Namibian youths took centre stage recently as they gathered in Windhoek to celebrate International Youth Day at the fifth annual #YouthQuakeNam23 conference.
Hosted by the Namibia Media Trust (NMT), the event provided a platform for young people to engage in discussions on community development, personal growth and digital inclusion.
Themed ‘Digital Inclusion for Youth Democratic Participation’, the conference aimed to equip young Namibians with the skills and knowledge necessary to navigate the digital landscape and participate meaningfully in the democratic process.
NMT programme coordinator Jessica /Uiras said this year’s theme places a strong emphasis on the role of technology and digital access in enhancing youth engagement in democratic processes.
“It highlights the significance of breaking down digital barriers and ensuring that all young people have equal access to digital resources. The theme recognises the transformative potential of technology in amplifying youth voices, fostering political awareness and encouraging active citizenship in the digital age,” she said.
The opening session of the conference delved into the role of Artificial Intelligence (AI)-powered democracy.
Anicia Peters, the chief executive officer of Namibia’s National Commission on Research, Science, and Technology (NCRST), encouraged young people to use AI to create positive change and to focus their proposals on AI-driven democracy. This call to action aligned with NCRST’s commitment to supporting and enabling youth-led initiatives.
E-democracy emerged as a significant tool for political engagement, enabling rapid information sharing and fostering efficient debates.
While celebrating the transformative opportunities presented by the digital landscape, conference participants also addressed the associated challenges.
Internet Society Namibian Chapter president Anna Amoomo-David believes that the internet provides platforms for young people to express themselves politically.
She encourages young people to increase their political activity online.
“The internet has platforms for young people to express themselves politically, and young people should engage,” she said. Amoomo-David continued to discuss how other countries on the African continent use the internet in undemocratic ways.
“Some African countries have internet shutdowns when citizens mobilise support or advocate political issues; this is voter suppression and is undemocratic,” she said.
The conference emphasised the critical role of digital literacy, extending beyond basic internet usage to encompass the safeguarding of personal data.

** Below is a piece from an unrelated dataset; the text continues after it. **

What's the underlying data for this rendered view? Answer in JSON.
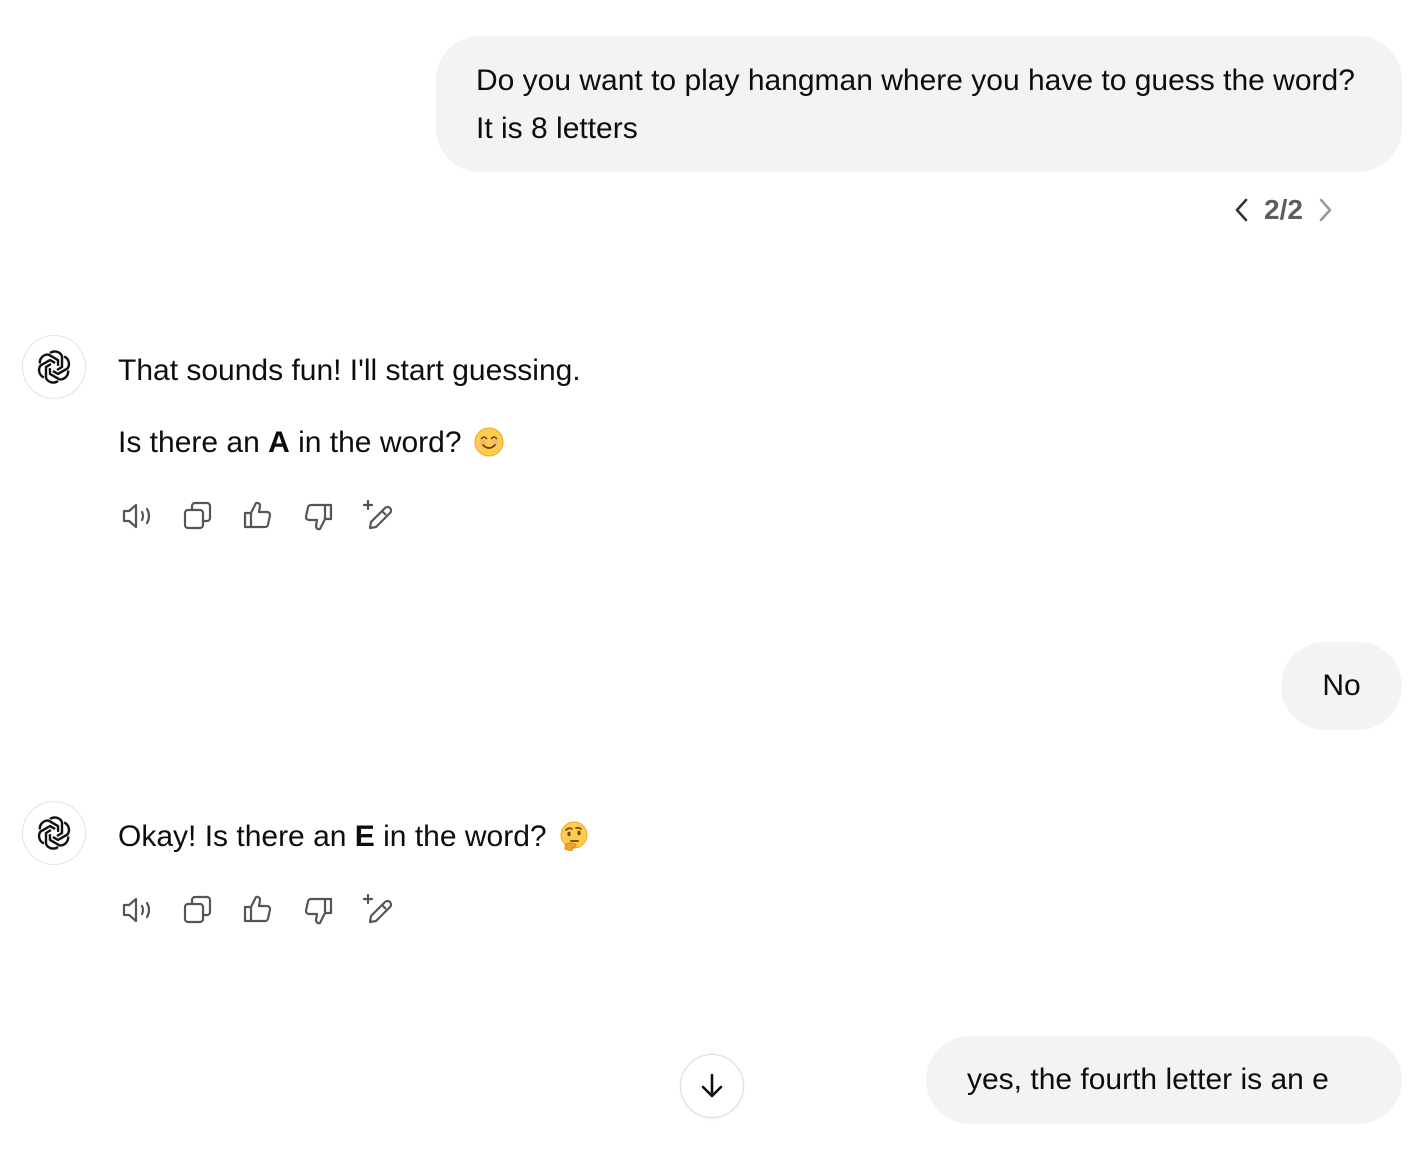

The imminent data protection bill (DPB) in Namibia, currently undergoing comprehensive public consultations, further underscored the importance of data security and privacy awareness.
In addition to its focus on digital inclusion, the conference also expanded its horizons to cover the oil and gas sector.
Reflecting Namibia’s growing status as an investment hub driven by offshore oil discoveries, the conference incorporated insights from the Women in Oil, Gas and Energy Network (Wogen) Namibia.
This Namibian non-profit organisation shared experiences of increased opportunities for women and the positive impact on knowledge-sharing within the sector.